═════ Records for this task ═════

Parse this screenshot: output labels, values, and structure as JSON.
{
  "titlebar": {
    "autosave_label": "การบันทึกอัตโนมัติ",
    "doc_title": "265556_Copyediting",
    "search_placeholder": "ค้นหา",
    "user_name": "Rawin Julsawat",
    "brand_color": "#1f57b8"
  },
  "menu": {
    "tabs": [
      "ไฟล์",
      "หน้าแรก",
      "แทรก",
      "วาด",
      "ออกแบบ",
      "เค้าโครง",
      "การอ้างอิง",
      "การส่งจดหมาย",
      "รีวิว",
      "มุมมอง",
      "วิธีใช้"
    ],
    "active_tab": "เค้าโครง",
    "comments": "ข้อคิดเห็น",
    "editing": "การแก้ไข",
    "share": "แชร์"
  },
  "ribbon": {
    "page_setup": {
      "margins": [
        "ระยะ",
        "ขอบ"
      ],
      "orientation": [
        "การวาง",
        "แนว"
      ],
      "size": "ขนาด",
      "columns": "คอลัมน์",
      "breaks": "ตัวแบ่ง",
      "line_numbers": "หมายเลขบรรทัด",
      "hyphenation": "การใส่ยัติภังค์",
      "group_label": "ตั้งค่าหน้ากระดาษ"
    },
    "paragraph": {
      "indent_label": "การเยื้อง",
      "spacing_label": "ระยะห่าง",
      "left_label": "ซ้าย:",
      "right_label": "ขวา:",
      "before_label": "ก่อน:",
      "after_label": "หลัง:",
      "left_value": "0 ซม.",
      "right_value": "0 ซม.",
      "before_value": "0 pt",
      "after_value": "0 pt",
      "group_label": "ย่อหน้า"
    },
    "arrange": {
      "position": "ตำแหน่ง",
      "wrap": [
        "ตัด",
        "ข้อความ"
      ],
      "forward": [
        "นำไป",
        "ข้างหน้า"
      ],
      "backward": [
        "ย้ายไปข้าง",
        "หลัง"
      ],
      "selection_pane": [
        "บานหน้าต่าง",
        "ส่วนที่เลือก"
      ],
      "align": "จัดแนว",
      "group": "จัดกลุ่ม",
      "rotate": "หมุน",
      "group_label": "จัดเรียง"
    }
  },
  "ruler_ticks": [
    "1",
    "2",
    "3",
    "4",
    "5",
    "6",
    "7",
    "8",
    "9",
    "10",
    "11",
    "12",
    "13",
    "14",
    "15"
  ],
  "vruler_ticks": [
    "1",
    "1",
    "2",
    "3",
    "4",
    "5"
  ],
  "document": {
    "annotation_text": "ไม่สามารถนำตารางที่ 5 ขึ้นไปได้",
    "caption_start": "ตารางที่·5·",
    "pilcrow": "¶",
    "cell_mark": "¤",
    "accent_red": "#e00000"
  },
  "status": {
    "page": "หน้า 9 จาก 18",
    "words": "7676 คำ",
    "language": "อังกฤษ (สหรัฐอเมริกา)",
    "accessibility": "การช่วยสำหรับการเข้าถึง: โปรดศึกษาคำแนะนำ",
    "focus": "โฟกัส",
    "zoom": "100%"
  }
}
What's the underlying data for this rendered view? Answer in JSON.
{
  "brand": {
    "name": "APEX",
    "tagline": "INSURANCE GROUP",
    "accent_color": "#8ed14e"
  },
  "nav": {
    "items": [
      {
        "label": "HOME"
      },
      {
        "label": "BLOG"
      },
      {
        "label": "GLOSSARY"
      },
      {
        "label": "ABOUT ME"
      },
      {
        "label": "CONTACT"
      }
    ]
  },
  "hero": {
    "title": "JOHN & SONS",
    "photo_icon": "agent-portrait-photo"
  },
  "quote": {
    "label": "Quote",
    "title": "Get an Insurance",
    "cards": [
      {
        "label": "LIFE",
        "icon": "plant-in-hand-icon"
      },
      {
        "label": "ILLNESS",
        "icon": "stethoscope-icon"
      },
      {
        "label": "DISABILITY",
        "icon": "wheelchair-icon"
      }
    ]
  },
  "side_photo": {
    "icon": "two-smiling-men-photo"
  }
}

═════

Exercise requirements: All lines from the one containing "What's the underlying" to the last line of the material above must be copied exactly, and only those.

Answer section:
What's the underlying data for this rendered view? Answer in JSON.
{
  "brand": {
    "name": "APEX",
    "tagline": "INSURANCE GROUP",
    "accent_color": "#8ed14e"
  },
  "nav": {
    "items": [
      {
        "label": "HOME"
      },
      {
        "label": "BLOG"
      },
      {
        "label": "GLOSSARY"
      },
      {
        "label": "ABOUT ME"
      },
      {
        "label": "CONTACT"
      }
    ]
  },
  "hero": {
    "title": "JOHN & SONS",
    "photo_icon": "agent-portrait-photo"
  },
  "quote": {
    "label": "Quote",
    "title": "Get an Insurance",
    "cards": [
      {
        "label": "LIFE",
        "icon": "plant-in-hand-icon"
      },
      {
        "label": "ILLNESS",
        "icon": "stethoscope-icon"
      },
      {
        "label": "DISABILITY",
        "icon": "wheelchair-icon"
      }
    ]
  },
  "side_photo": {
    "icon": "two-smiling-men-photo"
  }
}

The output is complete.